Right When the Government is Wrong.
Nashville: Thomas Nelson, 2011.
xxxiv+283 pages, hardbound. $14.73 from
Living in the early
twenty-first it is common to hear politicians and theologians going on about the
“rights” of people to things like education, healthcare, food, a place to live,
a retirement plan, and even things like the arts, sports, and entertainment.
Rarely does one hear how these things came to be rights, except perhaps, through
some presumed doctrine of “fairness,” where everyone is supposed to have equally
the same goods in life. Even more rarely is the source of these goods
discussed—where do they come from if everyone has a right to receive them, but
no one has the corresponding responsibility to produce them. Somehow they are
expected to come into existence by virtue of a government mandate.
Judge Napolitano reduces this
concept of fairness mediated by government as the source of our rights to
absurdity, and pronounces the philosophy of rights being given to each man by
God and known through the natural moral law. This concept is not new with
Napolitano, but is the common possession of Western philosophy, Christian,
Jewish, and even atheistic. In America it is expressed by Thomas Jefferson in
our Declaration of Independence:
hold these truths to be self-evident, that all men are created equal,
that they are endowed by their Creator with certain unalienable Rights,
that among these are Life, Liberty and the pursuit of Happiness.
God created man with a
physical body informed by a spiritual soul having the faculties of intellect and
will. The intellect and will enable man to determine what he needs and wants,
both in his spiritual and his physical capacities, and how to satisfy those
needs and wants. His primary resource is his own self, mind and body, which
belongs to no one else below God. He is free to use the unclaimed resources of
the earth, and makes them his own by making creative use of them. Jefferson is
said to have listed “Life, Liberty and the pursuit of Happiness,” rather than
“Life, Liberty and Property” due to the mistaken notion of his time that one man
could be another man’s property.
Napolitano is not an
anarchist.
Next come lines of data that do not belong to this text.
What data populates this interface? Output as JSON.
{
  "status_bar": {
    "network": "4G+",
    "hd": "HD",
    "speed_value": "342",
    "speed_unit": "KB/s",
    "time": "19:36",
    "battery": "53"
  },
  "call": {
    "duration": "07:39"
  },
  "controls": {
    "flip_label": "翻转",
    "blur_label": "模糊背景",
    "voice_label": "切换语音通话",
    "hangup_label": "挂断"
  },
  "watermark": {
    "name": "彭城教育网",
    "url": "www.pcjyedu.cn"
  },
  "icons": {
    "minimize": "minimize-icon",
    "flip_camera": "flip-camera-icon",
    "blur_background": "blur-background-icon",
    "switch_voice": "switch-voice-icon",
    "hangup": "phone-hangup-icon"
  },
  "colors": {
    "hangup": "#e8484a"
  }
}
Positive law has its place as long as it is restricted to protecting
the natural rights of people. A man should have the protection of law so that
no one comes and steals the crops he has grown or the home he has built, but law
exceeds its bounds when it coerces men in such a way as to deprive them of their
lives, freedoms, or goods for the benefit of someone else or of the state. Only
to deter future crime, to rehabilitate the criminal, or to keep him from
committing new crimes, may these basic rights be infringed by law.
Law, according to the Judge,
should protect one from harm, but not from insult or offense. He gives the
example (pg. 203) of a woman on a bus “making a picnic lunch of live
cockroaches, soft dog food, and rotten eggs—all sautéed in garlic and onions” as
a behavior that is offensive to most people, but which should not be prohibited
by law as it harms none of them.
In my estimation he carries
this concept too far a few paragraphs later (pg. 204) in trying to protect the
offensive behavior of two teenagers who get on the bus and stage simulated acts
of violence, one “pulling the pin on a (very realistic) hand grenade, while the
second teenager stabs his friend with a fake, rubber knife.” In this case, the
passengers cannot just look away from the behavior, for they may reasonably
think that they are in physical danger, and someone may get hurt by reacting to
this reasonable fear.
Likewise, when Napolitano
writes about “victimless crimes,” he fails to recognize that such crimes may
actually have victims—if not in the perpetrators themselves, perhaps in the
family members who love and depend upon them.
In any event, It is
Dangerous to be Right makes an important contribution to the discourse in
our age of bloated and intrusive government.